By Andrew Sheng, Xiao Geng
Asia News Network
Contrary to popular belief in the West, where democratic elections are typically regarded as essential to holding governments responsible for their policies, China’s approach supports accountability. Indeed, evidence shows that policymaking is responsive to feedback from both the Chinese people and the international community, with leaders correcting mistakes and updating outdated measures as they gain new information.
Such adaptation is supported by the annual meetings of the National People’s Congress and the Chinese People’s Political Consultative Conference held in Beijing every March since 1998. At these meetings, top officials from the State Council, China’s Cabinet, including key ministers and the premier, present detailed reports identifying the challenges China faces, as well as a blueprint for continued reform and opening-up.
The results are shared with delegates attending the meetings and broadcast live to thousands of official delegates, and Chinese and foreign reporters. These gatherings thus represent an important window into evolving Chinese policymaking and governance.
At this year’s NPC and CPPCC meetings, policymakers weighed the backlash against the standard neoliberal economic model, based on free movement of goods, capital, information, and sometimes labour. The advanced economies and the international institutions they lead have long assumed that expanding these freedoms naturally leads to better outcomes for all.

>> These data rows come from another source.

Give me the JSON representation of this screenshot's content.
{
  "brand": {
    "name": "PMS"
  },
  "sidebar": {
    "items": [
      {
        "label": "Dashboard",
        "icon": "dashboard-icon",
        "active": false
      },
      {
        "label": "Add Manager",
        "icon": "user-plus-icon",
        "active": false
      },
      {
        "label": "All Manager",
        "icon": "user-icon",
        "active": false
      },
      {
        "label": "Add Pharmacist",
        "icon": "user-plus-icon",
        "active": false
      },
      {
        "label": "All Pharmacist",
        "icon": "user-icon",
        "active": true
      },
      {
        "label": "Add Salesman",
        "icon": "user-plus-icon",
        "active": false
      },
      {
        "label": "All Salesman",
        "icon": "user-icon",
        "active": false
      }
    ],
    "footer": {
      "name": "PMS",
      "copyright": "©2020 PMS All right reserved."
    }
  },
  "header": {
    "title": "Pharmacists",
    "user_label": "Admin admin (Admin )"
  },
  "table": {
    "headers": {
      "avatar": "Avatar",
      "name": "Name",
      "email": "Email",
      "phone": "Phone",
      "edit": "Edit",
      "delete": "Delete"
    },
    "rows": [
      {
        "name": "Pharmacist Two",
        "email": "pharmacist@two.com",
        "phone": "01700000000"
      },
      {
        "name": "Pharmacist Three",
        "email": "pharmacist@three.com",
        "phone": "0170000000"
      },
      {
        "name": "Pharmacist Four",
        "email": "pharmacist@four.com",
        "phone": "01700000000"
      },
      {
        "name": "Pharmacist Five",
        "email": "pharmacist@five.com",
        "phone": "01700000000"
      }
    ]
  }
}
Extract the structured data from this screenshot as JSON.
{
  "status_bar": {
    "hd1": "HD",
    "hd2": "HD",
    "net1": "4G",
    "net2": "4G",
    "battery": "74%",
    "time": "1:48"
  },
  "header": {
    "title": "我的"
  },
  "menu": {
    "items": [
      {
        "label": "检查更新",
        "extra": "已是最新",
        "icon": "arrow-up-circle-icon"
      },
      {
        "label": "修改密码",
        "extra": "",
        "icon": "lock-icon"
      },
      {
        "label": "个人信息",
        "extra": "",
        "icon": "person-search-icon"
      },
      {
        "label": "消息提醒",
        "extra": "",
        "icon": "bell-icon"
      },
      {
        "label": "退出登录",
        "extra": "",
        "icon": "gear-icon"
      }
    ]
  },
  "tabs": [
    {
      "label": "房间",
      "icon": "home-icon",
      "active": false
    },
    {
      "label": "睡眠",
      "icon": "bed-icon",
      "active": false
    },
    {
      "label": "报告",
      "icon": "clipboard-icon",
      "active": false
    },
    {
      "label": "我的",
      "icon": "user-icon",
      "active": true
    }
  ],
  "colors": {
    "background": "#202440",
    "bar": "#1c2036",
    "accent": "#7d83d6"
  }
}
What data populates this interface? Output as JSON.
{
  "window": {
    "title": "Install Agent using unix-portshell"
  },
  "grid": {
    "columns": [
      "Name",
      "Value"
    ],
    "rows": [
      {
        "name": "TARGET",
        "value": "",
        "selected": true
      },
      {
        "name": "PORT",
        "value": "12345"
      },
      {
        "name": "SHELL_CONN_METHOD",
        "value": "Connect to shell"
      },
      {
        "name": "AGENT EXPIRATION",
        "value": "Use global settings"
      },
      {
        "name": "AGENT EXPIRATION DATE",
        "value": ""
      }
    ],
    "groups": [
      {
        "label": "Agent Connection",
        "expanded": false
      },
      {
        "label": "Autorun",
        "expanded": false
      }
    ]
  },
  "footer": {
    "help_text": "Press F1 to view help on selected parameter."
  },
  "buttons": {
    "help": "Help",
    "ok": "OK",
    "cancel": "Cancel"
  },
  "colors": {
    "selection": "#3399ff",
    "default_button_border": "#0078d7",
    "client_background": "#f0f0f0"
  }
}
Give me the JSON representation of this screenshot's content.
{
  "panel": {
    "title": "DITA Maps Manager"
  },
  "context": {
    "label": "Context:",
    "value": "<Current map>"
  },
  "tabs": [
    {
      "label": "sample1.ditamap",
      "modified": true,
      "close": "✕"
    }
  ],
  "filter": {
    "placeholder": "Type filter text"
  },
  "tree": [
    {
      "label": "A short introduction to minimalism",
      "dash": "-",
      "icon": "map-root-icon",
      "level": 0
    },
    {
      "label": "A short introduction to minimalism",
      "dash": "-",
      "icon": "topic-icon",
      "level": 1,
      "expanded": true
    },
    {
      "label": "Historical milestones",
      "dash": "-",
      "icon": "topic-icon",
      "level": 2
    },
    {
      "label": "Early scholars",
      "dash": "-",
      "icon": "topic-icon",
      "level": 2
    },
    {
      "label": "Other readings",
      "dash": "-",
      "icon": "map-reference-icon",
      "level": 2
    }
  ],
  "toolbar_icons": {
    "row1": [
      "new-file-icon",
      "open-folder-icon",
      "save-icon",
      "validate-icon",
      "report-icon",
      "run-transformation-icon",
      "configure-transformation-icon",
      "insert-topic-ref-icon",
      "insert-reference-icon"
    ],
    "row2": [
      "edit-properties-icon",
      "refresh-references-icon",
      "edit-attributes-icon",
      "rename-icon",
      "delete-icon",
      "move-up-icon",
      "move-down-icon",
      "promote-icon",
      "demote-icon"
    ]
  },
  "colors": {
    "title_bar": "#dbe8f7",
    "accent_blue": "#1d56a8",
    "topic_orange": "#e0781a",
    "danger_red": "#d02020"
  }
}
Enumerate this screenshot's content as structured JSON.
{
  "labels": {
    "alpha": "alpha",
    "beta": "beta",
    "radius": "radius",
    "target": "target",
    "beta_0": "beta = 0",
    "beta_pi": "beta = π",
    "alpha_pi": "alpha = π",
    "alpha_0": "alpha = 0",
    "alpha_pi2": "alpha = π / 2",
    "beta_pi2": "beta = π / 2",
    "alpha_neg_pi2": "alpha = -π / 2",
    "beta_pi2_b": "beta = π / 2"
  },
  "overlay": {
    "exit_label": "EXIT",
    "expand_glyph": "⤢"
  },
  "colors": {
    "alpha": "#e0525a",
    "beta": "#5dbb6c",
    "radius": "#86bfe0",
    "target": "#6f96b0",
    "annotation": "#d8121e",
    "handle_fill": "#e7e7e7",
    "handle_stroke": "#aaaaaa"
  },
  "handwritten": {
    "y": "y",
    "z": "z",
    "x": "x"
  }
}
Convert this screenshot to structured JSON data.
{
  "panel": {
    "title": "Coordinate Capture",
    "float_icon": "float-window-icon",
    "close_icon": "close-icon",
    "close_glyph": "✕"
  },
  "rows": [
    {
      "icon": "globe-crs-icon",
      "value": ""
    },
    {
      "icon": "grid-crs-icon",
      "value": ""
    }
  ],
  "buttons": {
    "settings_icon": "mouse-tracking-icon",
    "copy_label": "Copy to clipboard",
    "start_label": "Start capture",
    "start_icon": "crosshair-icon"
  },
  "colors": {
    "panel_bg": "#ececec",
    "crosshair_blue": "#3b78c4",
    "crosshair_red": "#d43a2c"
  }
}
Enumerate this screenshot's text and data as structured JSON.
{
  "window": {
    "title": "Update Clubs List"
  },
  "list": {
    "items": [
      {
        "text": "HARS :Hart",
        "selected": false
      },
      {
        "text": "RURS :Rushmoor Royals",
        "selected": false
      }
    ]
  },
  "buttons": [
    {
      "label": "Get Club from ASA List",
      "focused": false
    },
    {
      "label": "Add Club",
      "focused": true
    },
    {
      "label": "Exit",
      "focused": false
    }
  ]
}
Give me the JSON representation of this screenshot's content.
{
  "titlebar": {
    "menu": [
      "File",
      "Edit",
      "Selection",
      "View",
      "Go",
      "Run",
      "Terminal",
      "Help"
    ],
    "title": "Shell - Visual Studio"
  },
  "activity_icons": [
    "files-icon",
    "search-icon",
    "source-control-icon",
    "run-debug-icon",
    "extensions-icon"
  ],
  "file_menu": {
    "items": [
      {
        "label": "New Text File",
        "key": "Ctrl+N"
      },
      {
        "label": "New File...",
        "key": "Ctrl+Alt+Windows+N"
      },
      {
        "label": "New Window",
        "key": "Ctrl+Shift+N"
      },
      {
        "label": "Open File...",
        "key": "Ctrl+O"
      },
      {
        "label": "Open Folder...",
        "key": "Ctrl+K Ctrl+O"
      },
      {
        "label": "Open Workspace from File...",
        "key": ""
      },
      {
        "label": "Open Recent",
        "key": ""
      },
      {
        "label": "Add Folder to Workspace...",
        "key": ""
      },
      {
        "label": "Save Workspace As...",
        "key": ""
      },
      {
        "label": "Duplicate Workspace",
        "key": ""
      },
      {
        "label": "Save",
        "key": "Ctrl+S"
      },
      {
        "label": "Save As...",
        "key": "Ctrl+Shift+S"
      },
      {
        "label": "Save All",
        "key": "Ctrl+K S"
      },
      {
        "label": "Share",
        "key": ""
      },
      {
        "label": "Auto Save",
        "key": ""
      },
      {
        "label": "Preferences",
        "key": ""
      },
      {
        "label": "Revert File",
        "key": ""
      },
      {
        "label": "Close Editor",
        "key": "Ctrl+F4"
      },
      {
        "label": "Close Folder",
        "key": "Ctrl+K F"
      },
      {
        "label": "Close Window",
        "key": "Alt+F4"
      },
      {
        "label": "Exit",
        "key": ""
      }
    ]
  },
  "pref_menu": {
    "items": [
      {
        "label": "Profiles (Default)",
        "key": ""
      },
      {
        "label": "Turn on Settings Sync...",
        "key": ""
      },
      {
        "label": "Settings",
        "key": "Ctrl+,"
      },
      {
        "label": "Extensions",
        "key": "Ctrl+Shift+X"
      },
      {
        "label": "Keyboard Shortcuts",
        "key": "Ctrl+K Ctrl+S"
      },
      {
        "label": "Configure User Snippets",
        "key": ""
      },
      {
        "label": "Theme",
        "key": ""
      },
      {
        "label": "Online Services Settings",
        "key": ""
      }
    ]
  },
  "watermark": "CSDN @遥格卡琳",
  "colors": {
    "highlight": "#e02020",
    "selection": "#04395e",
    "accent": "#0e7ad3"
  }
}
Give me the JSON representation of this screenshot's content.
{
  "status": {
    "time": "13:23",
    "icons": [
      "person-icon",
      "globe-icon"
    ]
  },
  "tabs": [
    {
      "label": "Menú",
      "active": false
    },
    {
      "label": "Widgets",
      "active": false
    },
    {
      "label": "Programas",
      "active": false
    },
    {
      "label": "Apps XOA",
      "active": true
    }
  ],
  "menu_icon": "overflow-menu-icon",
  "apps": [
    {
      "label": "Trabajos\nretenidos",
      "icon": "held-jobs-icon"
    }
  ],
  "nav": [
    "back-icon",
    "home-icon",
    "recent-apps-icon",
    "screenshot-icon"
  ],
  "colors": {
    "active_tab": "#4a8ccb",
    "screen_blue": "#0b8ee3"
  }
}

But the neoliberal model has had grave unintended consequences, such as environmental degradation, rising inequality and the emergence of monopolies (especially in the technology sector). On a more emotional level, globalisation and openness have fuelled cultural insecurity. As frustration with the advanced economies’ approach has grown, so has the mistrust of the experts and elites who championed it.
Calls for raising social spending
In response to these anxieties, rational “homo economicus” has morphed into emotional “homo politicus” – an agent susceptible to the sirens of nationalism, sectarianism, protectionism and populism. The result is escalating trade conflicts, rising isolationism, surging anti-immigrant sentiments, and calls for massive increases in social spending, based on concepts like modern monetary theory.
Despite the challenges China faces – including a high debt-to-GDP ratio and volatile stock markets – the country’s leaders have proved adept at securing progress toward these goals. Consumer price index inflation stands at 2.1 per cent. Last year, about 13.6 million urban jobs were added, underpinning an unemployment rate of just 5 per cent, and more than 18,000 new businesses were launched every day, on average. China’s international trade and payment position is largely balanced.
This is the result of a comprehensive and ever-evolving strategy aimed at improving the quality of life and work, reducing poverty, lowering the tax and regulatory burden for small private businesses, and championing green, innovative, open and sustainable growth. For example, last year, China reduced its average tariff rate to 7.5 per cent from 9.8 per cent in 2017; opened another 4,100 kilometres of high-speed railways; granted permanent urban residency to 14 million workers from rural areas; and implemented tax and fee cuts that reduced business costs by some 1.3 trillion yuan (Bt6.1 trillion).
Also, the Chinese authorities now begin to further reduce the tax and social-security burden for business by another 2 trillion yuan, and increase the fiscal deficit by 0.2 percentage points of GDP to 2.8 per cent, in order to counter the threat of protectionism-driven global deflation. Moreover, the NPC adopted the new Foreign Investment Law in March which will reduce the barriers for foreign investors and businesses to enter the Chinese market and substantially strengthen intellectual
property rights protection.
While many in the West sacrifice “homo economicus” to appease “homo politicus”, China’s leaders are trying to satisfy both. They know that neglecting the needs of “homo politicus” could lead to social instability and fragmentation. But they also know that they must respond to internal pressures and rapidly evolving external conditions in ways that make good economic sense.
Not every decision will turn out to be the right one. But in China, when mistakes are made, adjustments follow. While this form of accountability is not perfect, it has produced a track record that is exceptional by any standard.
Andrew Sheng is a distinguished
fellow at the Asia Global Institute, the University of Hong Kong, and a member of the UNEP Advisory Council on Sustainable Finance.
Xiao Geng, president of the Hong Kong Institution for International Finance, is a professor at Peking University HSBC Business School and the University of Hong Kong’s Faculty of Business and Economics.